- Alternately, load your presentation to Webshare.
- Bring a backup of your presentation on a flash drive. Flash drives are the second-best option, since not all drives are recognizable on all computers.
- Resize images for use in Powerpoint or Keynote (to 1500 pixels on the long side). This will reduce file size and ensure your presentation loads quickly.
- Be sure to always insert images from your computer by selecting Insert > Picture in Powerpoint. Dragging and dropping images creates links in some versions of Powerpoint (rather than actually copying the image), which is a problem if you use a different computer to present.
- If your presentation contains video, be sure to save copies of those video files and load them to Chalk/Webshare or bring them on a flash drive. Videos display differently in different presentation tools and sometimes these slides may need to be re-inserted.
If you have any questions, please contact the VRC!
Have you ever had trouble accessing LUNA or ARTstor off-campus? Try using the University of Chicago VPN. The VPN (virtual private network) allows UChicago faculty, staff and students access to restricted services from any computer. Logging into LUNA or ARTstor after connecting to the VPN ensures access even if your ARTstor 120-day off-campus “grace period” has expired.

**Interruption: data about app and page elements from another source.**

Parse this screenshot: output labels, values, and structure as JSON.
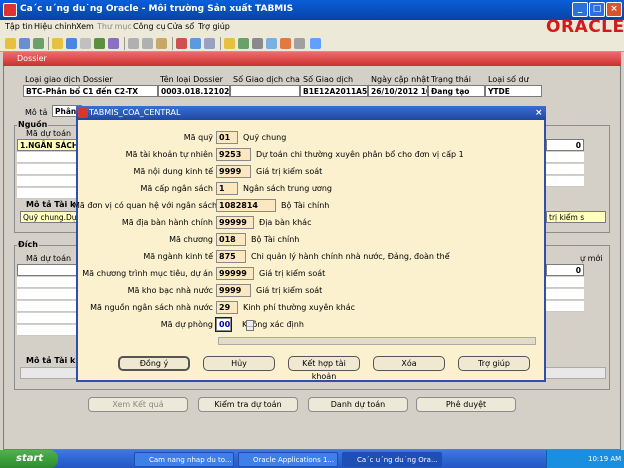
{
  "window": {
    "title": "Ca´c u´ng du˙ng Oracle - Môi trường Sản xuất TABMIS"
  },
  "menu": [
    "Tập tin",
    "Hiệu chỉnh",
    "Xem",
    "Thư mục",
    "Công cụ",
    "Cửa sổ",
    "Trợ giúp"
  ],
  "oracle_logo": "ORACLE",
  "dossier": {
    "title": "Dossier",
    "col_labels": [
      "Loại giao dịch Dossier",
      "Tên loại Dossier",
      "Số Giao dịch cha",
      "Số Giao dịch",
      "Ngày cập nhật",
      "Trạng thái",
      "Loại số dư"
    ],
    "values": [
      "BTC-Phân bổ C1 đến C2-TX",
      "0003.018.121026.k",
      "",
      "B1E12A2011A52",
      "26/10/2012 10:0",
      "Đang tạo",
      "YTDE"
    ],
    "mota_label": "Mô tả",
    "mota_value": "Phân b",
    "nguon": "Nguồn",
    "ma_du_toan": "Mã dự toán",
    "nguon_row1": "1.NGÂN SÁCH",
    "zero": "0",
    "mota_tai_khoan": "Mô tả Tài khoả",
    "mota_tk_value": "Quỹ chung.Dự",
    "tri_kiem": "trị kiểm s",
    "dich": "Đích",
    "ma_du_toan2": "Mã dự toán",
    "zero2": "0",
    "mota_tai_khoan2": "Mô tả Tài khoả",
    "right_mo": "ự mới"
  },
  "dialog": {
    "title": "TABMIS_COA_CENTRAL",
    "fields": [
      {
        "label": "Mã quỹ",
        "value": "01",
        "desc": "Quỹ chung"
      },
      {
        "label": "Mã tài khoản tự nhiên",
        "value": "9253",
        "desc": "Dự toán chi thường xuyên phân bổ cho đơn vị cấp 1"
      },
      {
        "label": "Mã nội dung kinh tế",
        "value": "9999",
        "desc": "Giá trị kiểm soát"
      },
      {
        "label": "Mã cấp ngân sách",
        "value": "1",
        "desc": "Ngân sách trung ương"
      },
      {
        "label": "Mã đơn vị có quan hệ với ngân sách",
        "value": "1082814",
        "desc": "Bộ Tài chính"
      },
      {
        "label": "Mã địa bàn hành chính",
        "value": "99999",
        "desc": "Địa bàn khác"
      },
      {
        "label": "Mã chương",
        "value": "018",
        "desc": "Bộ Tài chính"
      },
      {
        "label": "Mã ngành kinh tế",
        "value": "875",
        "desc": "Chi quản lý hành chính nhà nước, Đảng, đoàn thể"
      },
      {
        "label": "Mã chương trình mục tiêu, dự án",
        "value": "99999",
        "desc": "Giá trị kiểm soát"
      },
      {
        "label": "Mã kho bạc nhà nước",
        "value": "9999",
        "desc": "Giá trị kiểm soát"
      },
      {
        "label": "Mã nguồn ngân sách nhà nước",
        "value": "29",
        "desc": "Kinh phí thường xuyên khác"
      },
      {
        "label": "Mã dự phòng",
        "value": "000",
        "desc": "Không xác định"
      }
    ],
    "buttons": [
      "Đồng ý",
      "Hủy",
      "Kết hợp tài khoản",
      "Xóa",
      "Trợ giúp"
    ]
  },
  "bottom_buttons": [
    "Xem Kết quả",
    "Kiểm tra dự toán",
    "Danh dự toán",
    "Phê duyệt"
  ],
  "taskbar": {
    "start": "start",
    "tasks": [
      "Cam nang nhap du to...",
      "Oracle Applications 1...",
      "Ca´c u´ng du˙ng Ora..."
    ],
    "time": "10:19 AM"
  }
}
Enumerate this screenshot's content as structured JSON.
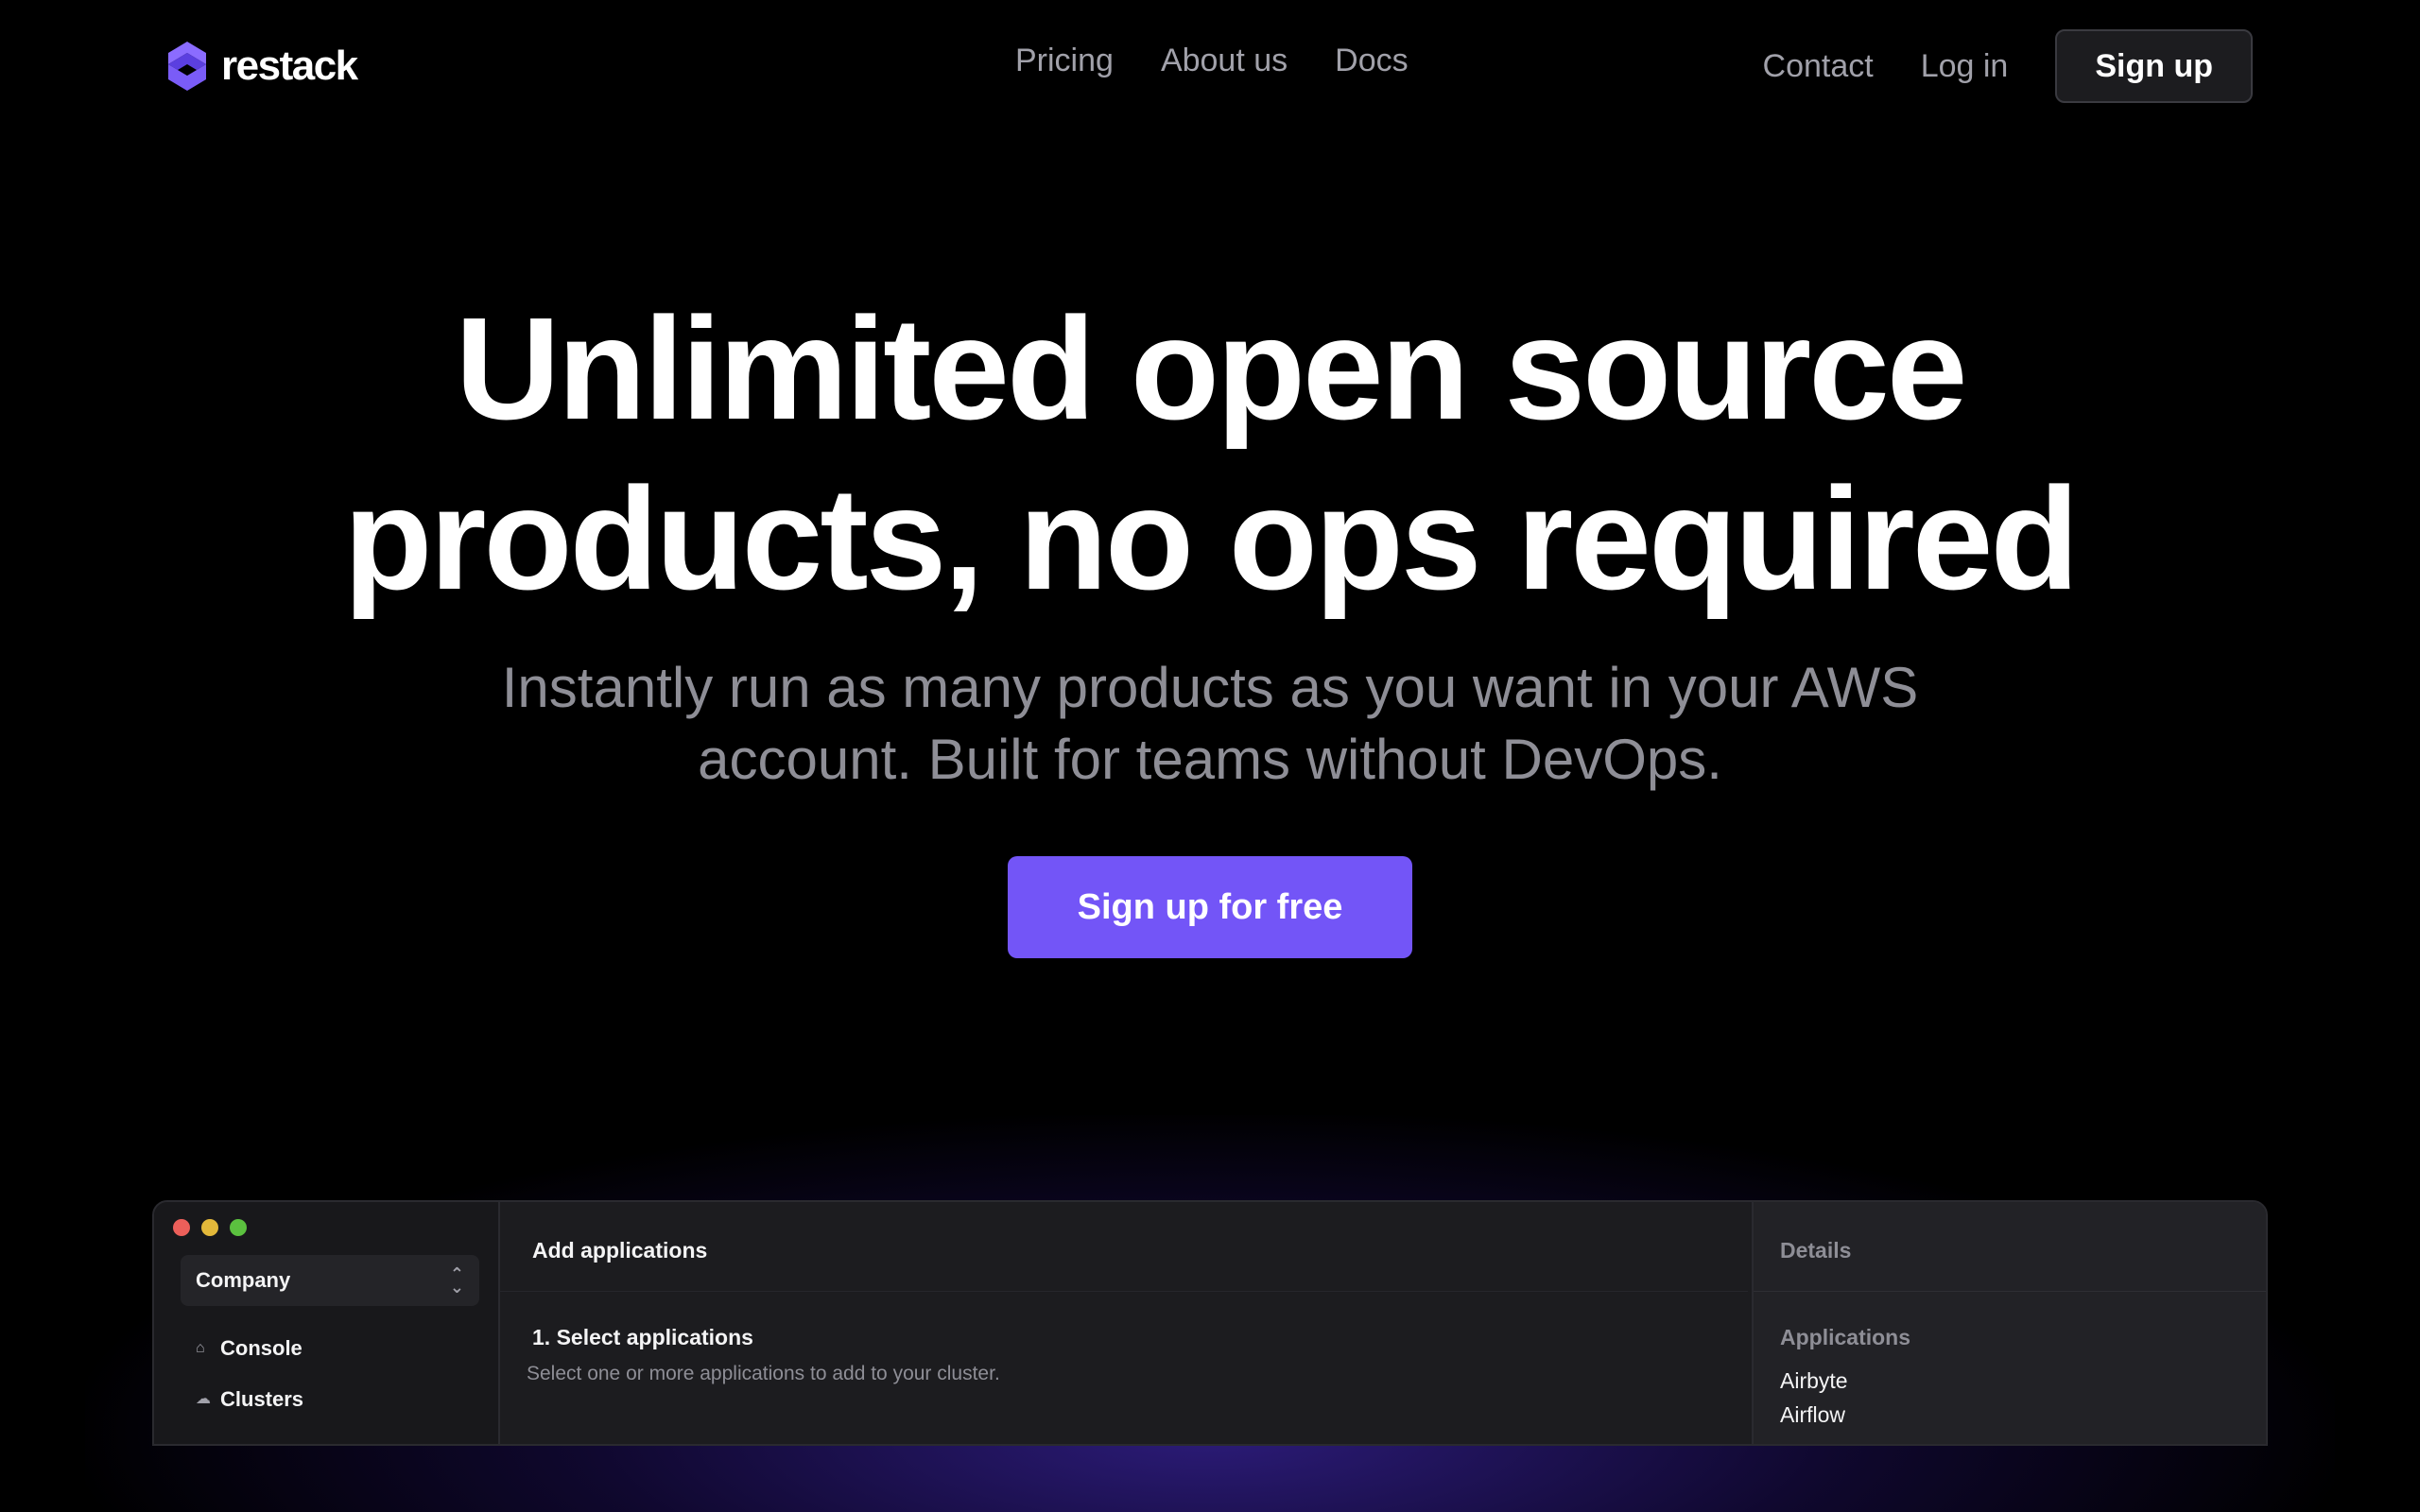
{
  "brand": {
    "name": "restack",
    "accent": "#7355f7"
  },
  "nav": {
    "center": [
      "Pricing",
      "About us",
      "Docs"
    ],
    "contact": "Contact",
    "login": "Log in",
    "signup": "Sign up"
  },
  "hero": {
    "title_line1": "Unlimited open source",
    "title_line2": "products, no ops required",
    "subtitle_line1": "Instantly run as many products as you want in your AWS",
    "subtitle_line2": "account. Built for teams without DevOps.",
    "cta": "Sign up for free"
  },
  "app": {
    "org_selector": "Company",
    "sidebar": [
      {
        "label": "Console",
        "icon": "home-icon"
      },
      {
        "label": "Clusters",
        "icon": "cloud-icon"
      }
    ],
    "main": {
      "title": "Add applications",
      "step_title": "1. Select applications",
      "step_desc": "Select one or more applications to add to your cluster."
    },
    "details": {
      "title": "Details",
      "apps_label": "Applications",
      "apps": [
        "Airbyte",
        "Airflow"
      ]
    }
  }
}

To connect to the VPN, just point your browser to http://cvpn.uchicago.edu. You will need a Cnet ID and password. The first time you connect, the VPN will install some software; you will need administrative privileges on your computer to complete this process.
Via IT Services.
Before embarking on a research trip, you might prepare to photograph materials in libraries and archives. It can be difficult to capture quality images of archival materials, especially in low-light situations. A recent guest post on ProfHacker details one way of stabilizing a digital camera, which includes using a clamp, articulated arm and wired camera remote as a sort of portable copy stand.
Keep in mind that some of the processes advocated in the article will not be allowed in all archives or libraries. Check with archives, museums or libraries before your visit to ask about policies; most will have specific requirements for equipment used in reading rooms. If you have questions about cameras or other photography best practices, please contact the VRC.
Via Derivative Image.